Fetal hydrops is the abnormal accumulation of fluid in two or more body cavities or area.

Soft tissue areas or cavities include:

  • Soft tissue area (Skin) >5mm
  • Lungs (Pleura)
  • Abdomen (Peritoneum)
  • Heart (Pericardium)

Fetal hydrops happens because there is an imbalance of fluid changes in the fetal body, when more fluid is retained than resorbed. The diagnosis is usually made by ultrasound, and oftentimes there is also polyhydramnios (too much amniotic fluid) present as well as placental thickening (>4 cm in the second and > 6cm in the third trimester).

Hydrops can happen for two major reasons:

  • Immune Hydrops
  • Non-Immune Hydrops
Immune Hydrops

bmed_ad_r]Immune hydrops is caused by antibodies from the mother crossing the placenta and attacking fetal red cells, usually Rh isoimmunization
or alloimmune hemolytic disease.
Therefore, the first step in identifying potential reasons for fetal hydrops is to do a blood test (Coombs test) to check whether there are antibodies in the maternal blood serum. The presence of potentially harmful antibodies increases the chance that the fetal hydrops is an immune hydrops, and that hydrops is caused by destruction of fetal red cells and fetal anemia.
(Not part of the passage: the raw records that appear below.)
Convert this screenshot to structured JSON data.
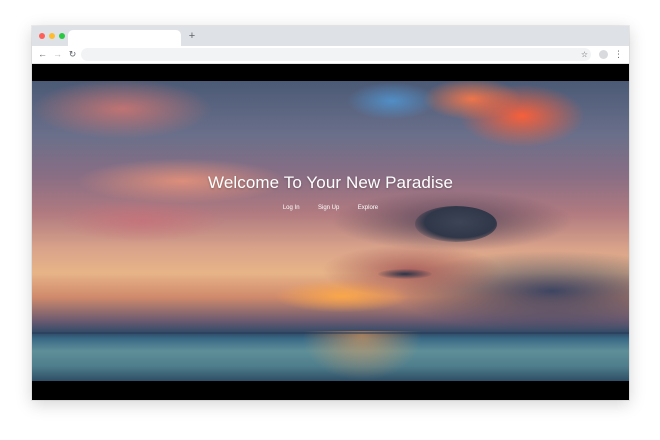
{
  "browser": {
    "new_tab_symbol": "+",
    "back_symbol": "←",
    "forward_symbol": "→",
    "reload_symbol": "↻",
    "bookmark_symbol": "☆",
    "menu_symbol": "⋮",
    "icons": [
      "back-arrow-icon",
      "forward-arrow-icon",
      "reload-icon",
      "star-icon",
      "profile-icon",
      "kebab-menu-icon"
    ]
  },
  "hero": {
    "title": "Welcome To Your New Paradise",
    "nav": [
      {
        "label": "Log In"
      },
      {
        "label": "Sign Up"
      },
      {
        "label": "Explore"
      }
    ]
  },
  "colors": {
    "window_chrome": "#dee1e6",
    "letterbox": "#000000",
    "text": "#ffffff"
  }
}
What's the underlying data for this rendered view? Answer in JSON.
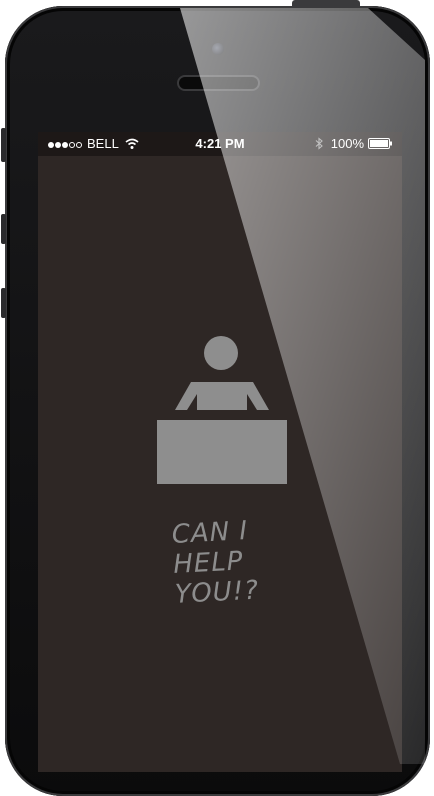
{
  "status_bar": {
    "signal_filled": 3,
    "signal_total": 5,
    "carrier": "BELL",
    "time": "4:21 PM",
    "battery": "100%"
  },
  "main": {
    "icon": "help-desk-person-icon",
    "slogan": {
      "line1": "CAN I",
      "line2": "HELP",
      "line3": "YOU!?"
    }
  },
  "colors": {
    "screen_bg": "#2e2725",
    "icon": "#8e8e8e",
    "phone_body": "#111112"
  }
}
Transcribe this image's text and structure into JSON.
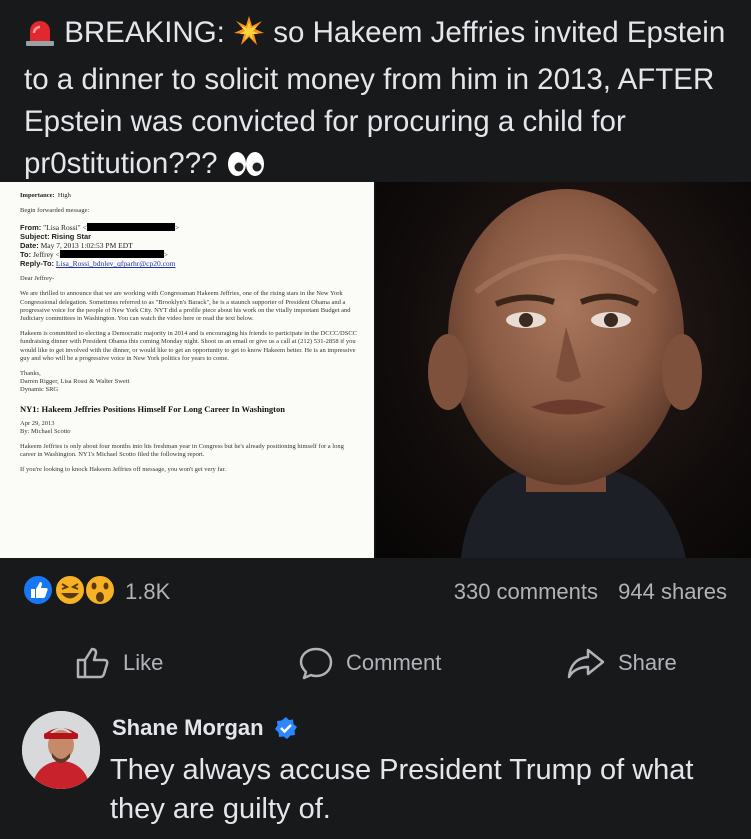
{
  "post": {
    "prefix": "BREAKING:",
    "body": "so Hakeem Jeffries invited Epstein to a dinner to solicit money from him in 2013, AFTER Epstein was convicted for procuring a child for pr0stitution???",
    "icons": [
      "siren-icon",
      "explosion-icon",
      "eyes-icon"
    ]
  },
  "document": {
    "importance_label": "Importance:",
    "importance_value": "High",
    "forwarded": "Begin forwarded message:",
    "from_label": "From:",
    "from_value": "\"Lisa Rossi\" <",
    "subject_label": "Subject:",
    "subject_value": "Rising Star",
    "date_label": "Date:",
    "date_value": "May 7, 2013 1:02:53 PM EDT",
    "to_label": "To:",
    "to_value": "Jeffrey <",
    "replyto_label": "Reply-To:",
    "replyto_value": "Lisa_Rossi_bdnlev_qfparhr@cp20.com",
    "greeting": "Dear Jeffrey-",
    "para1": "We are thrilled to announce that we are working with Congressman Hakeem Jeffries, one of the rising stars in the New York Congressional delegation. Sometimes referred to as \"Brooklyn's Barack\", he is a staunch supporter of President Obama and a progressive voice for the people of New York City. NYT did a profile piece about his work on the vitally important Budget and Judiciary committees in Washington. You can watch the video here or read the text below.",
    "para2": "Hakeem is committed to electing a Democratic majority in 2014 and is encouraging his friends to participate in the DCCC/DSCC fundraising dinner with President Obama this coming Monday night. Shoot us an email or give us a call at (212) 531-2858 if you would like to get involved with the dinner, or would like to get an opportunity to get to know Hakeem better. He is an impressive guy and who will be a progressive voice in New York politics for years to come.",
    "thanks": "Thanks,",
    "signers": "Darren Rigger, Lisa Rossi & Walter Swett",
    "org": "Dynamic SRG",
    "headline": "NY1: Hakeem Jeffries Positions Himself For Long Career In Washington",
    "article_date": "Apr 29, 2013",
    "byline": "By: Michael Scotto",
    "para3": "Hakeem Jeffries is only about four months into his freshman year in Congress but he's already positioning himself for a long career in Washington. NY1's Michael Scotto filed the following report.",
    "para4": "If you're looking to knock Hakeem Jeffries off message, you won't get very far."
  },
  "stats": {
    "reactions_count": "1.8K",
    "comments": "330 comments",
    "shares": "944 shares",
    "reaction_icons": [
      "like-reaction-icon",
      "haha-reaction-icon",
      "wow-reaction-icon"
    ]
  },
  "actions": {
    "like": "Like",
    "comment": "Comment",
    "share": "Share"
  },
  "comment": {
    "author": "Shane Morgan",
    "text": "They always accuse President Trump of what they are guilty of."
  },
  "colors": {
    "background": "#18191a",
    "text": "#e4e6eb",
    "secondary": "#b0b3b8",
    "verified": "#2d88ff"
  }
}
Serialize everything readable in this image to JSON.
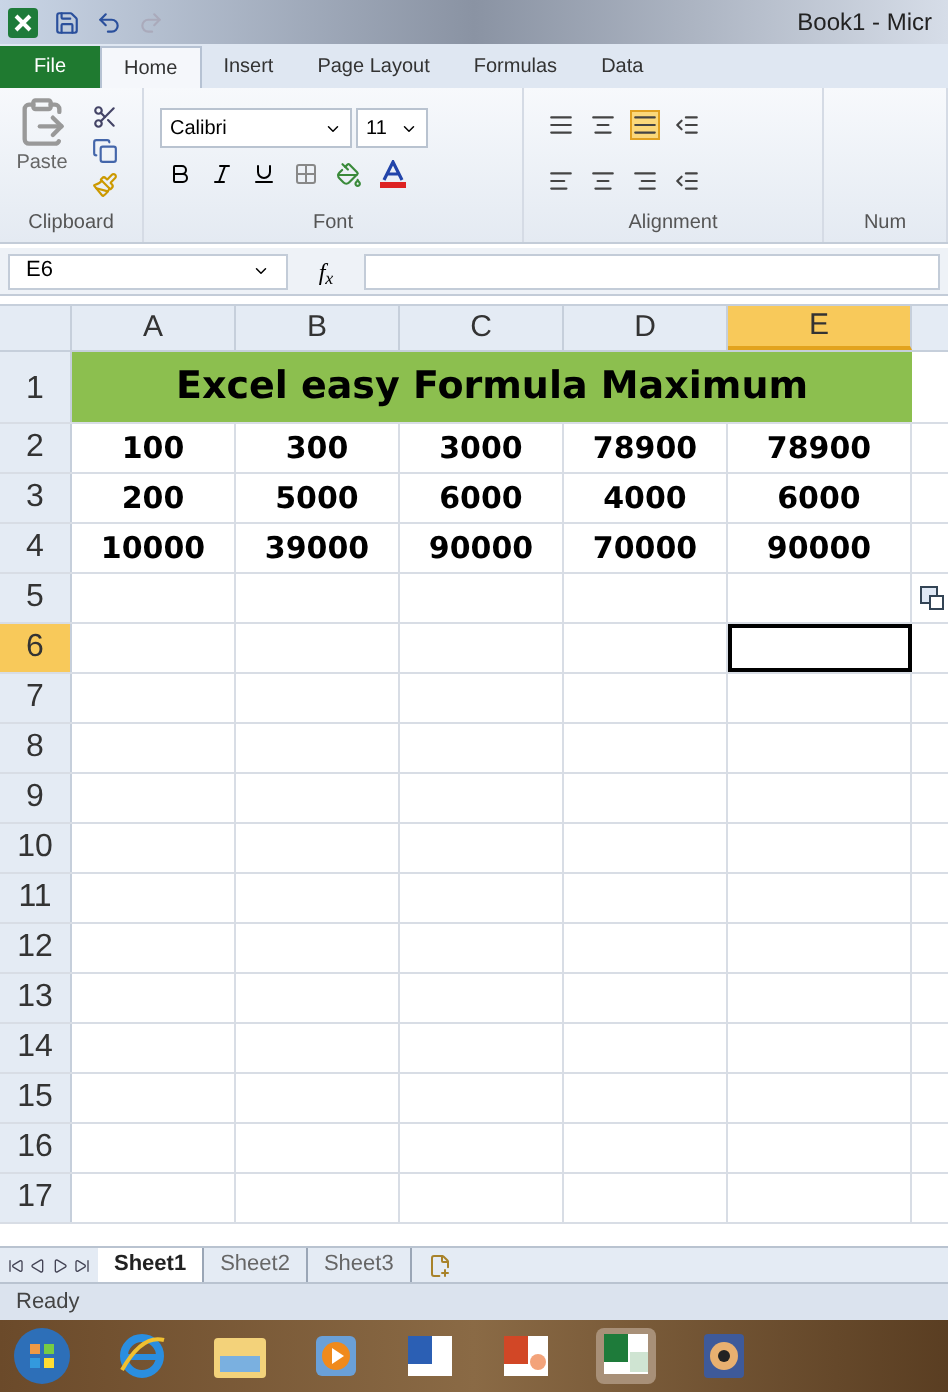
{
  "title_bar": {
    "title": "Book1 - Micr"
  },
  "ribbon_tabs": [
    {
      "label": "File",
      "kind": "file",
      "selected": false
    },
    {
      "label": "Home",
      "kind": "tab",
      "selected": true
    },
    {
      "label": "Insert",
      "kind": "tab",
      "selected": false
    },
    {
      "label": "Page Layout",
      "kind": "tab",
      "selected": false
    },
    {
      "label": "Formulas",
      "kind": "tab",
      "selected": false
    },
    {
      "label": "Data",
      "kind": "tab",
      "selected": false
    }
  ],
  "clipboard": {
    "paste_label": "Paste",
    "group_label": "Clipboard"
  },
  "font": {
    "font_name": "Calibri",
    "font_size": "11",
    "group_label": "Font"
  },
  "alignment": {
    "group_label": "Alignment"
  },
  "number": {
    "group_label": "Num"
  },
  "formula_bar": {
    "name_box": "E6",
    "fx": "f$_{x}$"
  },
  "columns": [
    {
      "label": "A",
      "selected": false
    },
    {
      "label": "B",
      "selected": false
    },
    {
      "label": "C",
      "selected": false
    },
    {
      "label": "D",
      "selected": false
    },
    {
      "label": "E",
      "selected": true
    }
  ],
  "title_row": {
    "header": "1",
    "text": "Excel easy Formula Maximum"
  },
  "rows": [
    {
      "header": "2",
      "selected": false,
      "cells": [
        "100",
        "300",
        "3000",
        "78900",
        "78900"
      ]
    },
    {
      "header": "3",
      "selected": false,
      "cells": [
        "200",
        "5000",
        "6000",
        "4000",
        "6000"
      ]
    },
    {
      "header": "4",
      "selected": false,
      "cells": [
        "10000",
        "39000",
        "90000",
        "70000",
        "90000"
      ]
    },
    {
      "header": "5",
      "selected": false
    },
    {
      "header": "6",
      "selected": true
    },
    {
      "header": "7",
      "selected": false
    },
    {
      "header": "8",
      "selected": false
    },
    {
      "header": "9",
      "selected": false
    },
    {
      "header": "10",
      "selected": false
    },
    {
      "header": "11",
      "selected": false
    },
    {
      "header": "12",
      "selected": false
    },
    {
      "header": "13",
      "selected": false
    },
    {
      "header": "14",
      "selected": false
    },
    {
      "header": "15",
      "selected": false
    },
    {
      "header": "16",
      "selected": false
    },
    {
      "header": "17",
      "selected": false
    }
  ],
  "sheet_tabs": [
    {
      "label": "Sheet1",
      "selected": true
    },
    {
      "label": "Sheet2",
      "selected": false
    },
    {
      "label": "Sheet3",
      "selected": false
    }
  ],
  "status_bar": {
    "text": "Ready"
  }
}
Today, less than 10% of all cases of fetal hydrops are caused by immune issues, and the majority of fetal hydrops cases are nonimmune hydrops

Nonimmune hydrops

The incidence of nonimmune hydrops fetalis (NIHF)  is about 1 in 1,700-3,000 pregnancies. The most common cause of nonimmune hydrops are fetal cardiac anomalies followed by fetal chromosomal anomalies.

Causes of nonimmune hydrops include:

  • Fetal cardiac problems
  • Fetal chromosome problems
  • Fetal blood problems
  • Obstruction of venous or lymphatic flow
  • Twin-to-twin transfusion syndrome
  • Hereditary or metabolic diseases
  • Diabetes
  • Infections
  • Anemias
  • Chylothoirax
  • Medications

Recent studies show that the causes of non immune hydrops can be found about 50-60% of the time prior to birth, and 85% after birth

Preterm births and polyhydramnios ioccur often.

Once a fetal hydrops is diagnosed, the following steps are taken to check for possible causes:

  1. An antibody screen (indirect Coombs test) is done in the mother's blood to differentiate between immune and non-immune hydrops.
  2. A sonography of the fetus(es) to check for anomalies
  3. A sonography of the placenta, 
  4. Fetal echocardiography for cardiac anomalies and fetal arrhythmia, 
  5. Middle cerebral artery Doppler evaluation for anemia
  6. CVS or amniocentesis for fetal karyotype and/or chromosomal microarray analysis (CMA), regardless of whether a structural fetal anomaly is identified. (

The next steps are usually guided by the findings of the above tests, the gestational week, and other tests such as non stress tests and biophysical profiles.

If the fetus is stable and in the absence of clinical deterioration or other indication for earlier intervention, delivery by 37 to 38 weeks should be considered.  

The prognosis depends on the cause of the hydrops and on the gestational age at detection.  Neonatal survival is often less than 50% and higher the earlier the hydrops is diagnosed.
Even if the baby is liveborn, neonatal mortality can be over 50% except with chylothorax which has a neonatal mortality rate below 10%.